- Supplied material -
* * * * *
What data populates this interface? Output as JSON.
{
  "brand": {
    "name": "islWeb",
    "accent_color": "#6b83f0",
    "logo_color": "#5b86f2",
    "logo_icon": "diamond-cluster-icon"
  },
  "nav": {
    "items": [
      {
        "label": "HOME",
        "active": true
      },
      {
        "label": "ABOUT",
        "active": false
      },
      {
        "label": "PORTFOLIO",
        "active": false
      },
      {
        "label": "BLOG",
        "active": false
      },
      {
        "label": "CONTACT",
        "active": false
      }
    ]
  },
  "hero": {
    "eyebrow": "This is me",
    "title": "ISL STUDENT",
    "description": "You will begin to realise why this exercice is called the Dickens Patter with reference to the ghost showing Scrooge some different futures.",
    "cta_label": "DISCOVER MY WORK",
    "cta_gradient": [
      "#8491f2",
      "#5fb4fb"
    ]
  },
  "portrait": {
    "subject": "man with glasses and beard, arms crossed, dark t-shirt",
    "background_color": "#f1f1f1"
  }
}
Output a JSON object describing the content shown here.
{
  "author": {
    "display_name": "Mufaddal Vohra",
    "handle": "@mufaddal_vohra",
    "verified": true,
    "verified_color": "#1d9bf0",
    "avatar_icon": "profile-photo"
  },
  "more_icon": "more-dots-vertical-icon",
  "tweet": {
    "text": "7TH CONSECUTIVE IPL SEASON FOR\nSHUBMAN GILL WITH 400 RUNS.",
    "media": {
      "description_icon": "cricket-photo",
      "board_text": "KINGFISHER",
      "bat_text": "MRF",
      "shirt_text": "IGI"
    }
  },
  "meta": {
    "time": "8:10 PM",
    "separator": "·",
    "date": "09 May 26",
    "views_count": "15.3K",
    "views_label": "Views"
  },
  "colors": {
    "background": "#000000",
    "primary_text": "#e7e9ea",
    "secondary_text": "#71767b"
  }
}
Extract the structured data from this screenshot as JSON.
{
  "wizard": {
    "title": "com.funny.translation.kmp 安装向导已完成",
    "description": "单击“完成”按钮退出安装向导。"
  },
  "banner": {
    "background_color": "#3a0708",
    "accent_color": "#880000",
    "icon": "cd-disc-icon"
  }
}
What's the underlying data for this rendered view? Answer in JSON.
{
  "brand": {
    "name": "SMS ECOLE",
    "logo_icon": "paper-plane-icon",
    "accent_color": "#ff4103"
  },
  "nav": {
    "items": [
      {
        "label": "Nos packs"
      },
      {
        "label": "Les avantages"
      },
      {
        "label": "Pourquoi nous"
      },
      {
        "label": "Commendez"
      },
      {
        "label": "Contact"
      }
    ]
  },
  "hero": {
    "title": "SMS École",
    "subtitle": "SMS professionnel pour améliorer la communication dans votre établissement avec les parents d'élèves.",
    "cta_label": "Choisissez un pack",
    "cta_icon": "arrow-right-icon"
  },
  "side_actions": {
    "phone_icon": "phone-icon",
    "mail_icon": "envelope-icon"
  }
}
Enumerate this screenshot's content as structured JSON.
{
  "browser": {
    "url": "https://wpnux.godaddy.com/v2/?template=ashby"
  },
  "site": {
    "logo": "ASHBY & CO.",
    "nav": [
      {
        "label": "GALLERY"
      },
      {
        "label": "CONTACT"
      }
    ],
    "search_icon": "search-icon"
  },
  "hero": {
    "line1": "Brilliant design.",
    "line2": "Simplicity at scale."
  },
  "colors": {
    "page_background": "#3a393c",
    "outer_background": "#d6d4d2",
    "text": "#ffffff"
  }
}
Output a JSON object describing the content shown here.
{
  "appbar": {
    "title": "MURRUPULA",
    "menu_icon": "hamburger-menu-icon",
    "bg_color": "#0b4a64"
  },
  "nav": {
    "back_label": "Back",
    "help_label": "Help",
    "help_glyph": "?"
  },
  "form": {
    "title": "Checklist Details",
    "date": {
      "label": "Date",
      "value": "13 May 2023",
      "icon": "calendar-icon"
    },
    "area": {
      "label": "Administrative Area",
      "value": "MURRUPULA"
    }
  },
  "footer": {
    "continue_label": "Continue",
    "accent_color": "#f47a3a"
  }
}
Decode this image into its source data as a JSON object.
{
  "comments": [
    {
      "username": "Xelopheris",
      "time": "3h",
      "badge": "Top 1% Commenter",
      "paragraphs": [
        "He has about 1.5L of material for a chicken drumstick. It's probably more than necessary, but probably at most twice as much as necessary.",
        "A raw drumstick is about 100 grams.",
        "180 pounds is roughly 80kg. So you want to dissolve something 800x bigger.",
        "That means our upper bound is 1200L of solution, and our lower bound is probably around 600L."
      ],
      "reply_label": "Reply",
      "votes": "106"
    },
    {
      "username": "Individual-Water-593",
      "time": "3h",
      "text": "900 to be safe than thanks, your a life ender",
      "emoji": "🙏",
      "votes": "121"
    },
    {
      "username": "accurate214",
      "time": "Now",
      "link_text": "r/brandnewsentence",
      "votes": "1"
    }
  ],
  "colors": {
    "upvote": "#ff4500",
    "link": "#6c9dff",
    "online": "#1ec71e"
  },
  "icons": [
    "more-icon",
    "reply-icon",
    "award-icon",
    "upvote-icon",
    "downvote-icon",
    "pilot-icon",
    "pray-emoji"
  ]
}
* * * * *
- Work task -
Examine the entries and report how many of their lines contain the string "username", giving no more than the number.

- Written response -
3